Ray Villard | Newswise Science News
Further information:
http://www.stsci.edu
http://www.nasa.gov/hubble
http://hubblesite.org/news/2010/31

More articles from Physics and Astronomy:

nachricht X-ray photoelectron spectroscopy under real ambient pressure conditions
28.06.2017 | National Institutes of Natural Sciences

nachricht New photoacoustic technique detects gases at parts-per-quadrillion level
28.06.2017 | Brown University

All articles from Physics and Astronomy >>>

The most recent press releases about innovation >>>

Die letzten 5 Focus-News des innovations-reports im Überblick:

Im Focus: Can we see monkeys from space? Emerging technologies to map biodiversity

An international team of scientists has proposed a new multi-disciplinary approach in which an array of new technologies will allow us to map biodiversity and the risks that wildlife is facing at the scale of whole landscapes. The findings are published in Nature Ecology and Evolution. This international research is led by the Kunming Institute of Zoology from China, University of East Anglia, University of Leicester and the Leibniz Institute for Zoo and Wildlife Research.

Using a combination of satellite and ground data, the team proposes that it is now possible to map biodiversity with an accuracy that has not been previously...

Im Focus: Climate satellite: Tracking methane with robust laser technology

Heatwaves in the Arctic, longer periods of vegetation in Europe, severe floods in West Africa – starting in 2021, scientists want to explore the emissions of the greenhouse gas methane with the German-French satellite MERLIN. This is made possible by a new robust laser system of the Fraunhofer Institute for Laser Technology ILT in Aachen, which achieves unprecedented measurement accuracy.

Methane is primarily the result of the decomposition of organic matter. The gas has a 25 times greater warming potential than carbon dioxide, but is not as...

Im Focus: How protons move through a fuel cell

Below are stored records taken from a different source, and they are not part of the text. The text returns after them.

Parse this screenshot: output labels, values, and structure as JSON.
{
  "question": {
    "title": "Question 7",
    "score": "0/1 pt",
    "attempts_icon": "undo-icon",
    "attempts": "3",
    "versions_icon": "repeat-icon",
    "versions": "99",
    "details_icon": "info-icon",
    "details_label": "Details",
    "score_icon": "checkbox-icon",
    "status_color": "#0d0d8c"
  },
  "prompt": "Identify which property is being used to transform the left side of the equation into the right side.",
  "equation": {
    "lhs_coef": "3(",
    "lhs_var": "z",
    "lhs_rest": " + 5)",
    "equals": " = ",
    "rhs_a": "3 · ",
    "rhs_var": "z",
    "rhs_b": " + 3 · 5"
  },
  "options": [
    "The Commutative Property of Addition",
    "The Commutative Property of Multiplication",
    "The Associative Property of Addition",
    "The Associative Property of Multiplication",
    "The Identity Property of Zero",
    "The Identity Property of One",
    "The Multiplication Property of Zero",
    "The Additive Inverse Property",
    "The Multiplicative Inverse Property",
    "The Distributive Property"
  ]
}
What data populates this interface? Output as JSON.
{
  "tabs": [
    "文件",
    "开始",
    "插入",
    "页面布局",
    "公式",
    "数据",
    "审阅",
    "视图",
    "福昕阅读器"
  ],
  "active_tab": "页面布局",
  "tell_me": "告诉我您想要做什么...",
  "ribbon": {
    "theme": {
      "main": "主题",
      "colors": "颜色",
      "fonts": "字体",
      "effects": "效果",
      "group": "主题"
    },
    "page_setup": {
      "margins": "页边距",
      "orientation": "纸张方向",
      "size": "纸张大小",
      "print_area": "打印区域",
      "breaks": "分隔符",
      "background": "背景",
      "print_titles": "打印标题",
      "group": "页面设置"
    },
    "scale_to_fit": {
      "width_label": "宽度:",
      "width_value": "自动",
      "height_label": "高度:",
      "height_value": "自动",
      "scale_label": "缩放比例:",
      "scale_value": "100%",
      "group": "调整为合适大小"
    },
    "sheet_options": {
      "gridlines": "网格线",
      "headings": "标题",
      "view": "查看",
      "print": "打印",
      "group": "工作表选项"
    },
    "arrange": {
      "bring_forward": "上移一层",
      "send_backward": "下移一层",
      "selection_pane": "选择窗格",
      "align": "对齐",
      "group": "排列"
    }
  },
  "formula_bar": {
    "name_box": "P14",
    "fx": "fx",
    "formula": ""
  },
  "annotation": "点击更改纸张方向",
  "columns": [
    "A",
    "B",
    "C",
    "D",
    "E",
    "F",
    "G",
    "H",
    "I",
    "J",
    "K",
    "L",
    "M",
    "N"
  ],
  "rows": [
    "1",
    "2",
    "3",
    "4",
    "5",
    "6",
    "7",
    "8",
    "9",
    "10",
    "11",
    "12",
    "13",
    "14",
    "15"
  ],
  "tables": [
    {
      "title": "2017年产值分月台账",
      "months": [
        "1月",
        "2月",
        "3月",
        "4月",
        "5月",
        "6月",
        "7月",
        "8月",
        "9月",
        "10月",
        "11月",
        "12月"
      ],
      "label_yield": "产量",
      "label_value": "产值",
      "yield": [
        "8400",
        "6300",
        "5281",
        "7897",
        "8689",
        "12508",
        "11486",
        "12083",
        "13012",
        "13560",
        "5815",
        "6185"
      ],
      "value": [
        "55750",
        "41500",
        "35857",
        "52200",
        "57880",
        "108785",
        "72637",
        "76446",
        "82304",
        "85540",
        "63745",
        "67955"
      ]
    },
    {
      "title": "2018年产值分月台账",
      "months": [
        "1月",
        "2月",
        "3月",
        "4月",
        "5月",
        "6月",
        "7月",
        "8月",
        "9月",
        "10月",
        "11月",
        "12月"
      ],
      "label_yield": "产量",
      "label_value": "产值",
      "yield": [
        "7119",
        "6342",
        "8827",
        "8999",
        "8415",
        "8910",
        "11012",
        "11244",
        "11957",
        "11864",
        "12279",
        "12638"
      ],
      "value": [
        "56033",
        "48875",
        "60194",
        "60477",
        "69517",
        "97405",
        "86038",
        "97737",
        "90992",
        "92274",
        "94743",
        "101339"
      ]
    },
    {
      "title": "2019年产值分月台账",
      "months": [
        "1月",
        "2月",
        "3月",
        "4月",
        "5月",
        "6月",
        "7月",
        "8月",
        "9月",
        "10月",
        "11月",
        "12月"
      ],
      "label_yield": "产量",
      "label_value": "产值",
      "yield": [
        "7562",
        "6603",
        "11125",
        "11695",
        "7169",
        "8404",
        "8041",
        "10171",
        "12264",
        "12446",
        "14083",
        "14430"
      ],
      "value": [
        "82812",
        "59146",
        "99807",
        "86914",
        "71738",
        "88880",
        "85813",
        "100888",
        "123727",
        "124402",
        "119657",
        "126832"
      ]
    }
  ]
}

Hydrogen is regarded as the energy source of the future: It is produced with solar power and can be used to generate heat and electricity in fuel cells. Empa researchers have now succeeded in decoding the movement of hydrogen ions in crystals – a key step towards more efficient energy conversion in the hydrogen industry of tomorrow.

As charge carriers, electrons and ions play the leading role in electrochemical energy storage devices and converters such as batteries and fuel cells. Proton...

Im Focus: A unique data centre for cosmological simulations

Scientists from the Excellence Cluster Universe at the Ludwig-Maximilians-Universität Munich have establised "Cosmowebportal", a unique data centre for cosmological simulations located at the Leibniz Supercomputing Centre (LRZ) of the Bavarian Academy of Sciences. The complete results of a series of large hydrodynamical cosmological simulations are available, with data volumes typically exceeding several hundred terabytes. Scientists worldwide can interactively explore these complex simulations via a web interface and directly access the results.

With current telescopes, scientists can observe our Universe’s galaxies and galaxy clusters and their distribution along an invisible cosmic web. From the...

Im Focus: Scientists develop molecular thermometer for contactless measurement using infrared light

Temperature measurements possible even on the smallest scale / Molecular ruby for use in material sciences, biology, and medicine

Chemists at Johannes Gutenberg University Mainz (JGU) in cooperation with researchers of the German Federal Institute for Materials Research and Testing (BAM)...

All Focus news of the innovation-report >>>

Anzeige

Anzeige

Event News

Plants are networkers

19.06.2017 | Event News

Digital Survival Training for Executives

13.06.2017 | Event News

Global Learning Council Summit 2017

13.06.2017 | Event News

 
Latest News

Supersensitive through quantum entanglement

28.06.2017 | Physics and Astronomy

X-ray photoelectron spectroscopy under real ambient pressure conditions

28.06.2017 | Physics and Astronomy

Mice provide insight into genetics of autism spectrum disorders

28.06.2017 | Health and Medicine

VideoLinks
B2B-VideoLinks
More VideoLinks >>>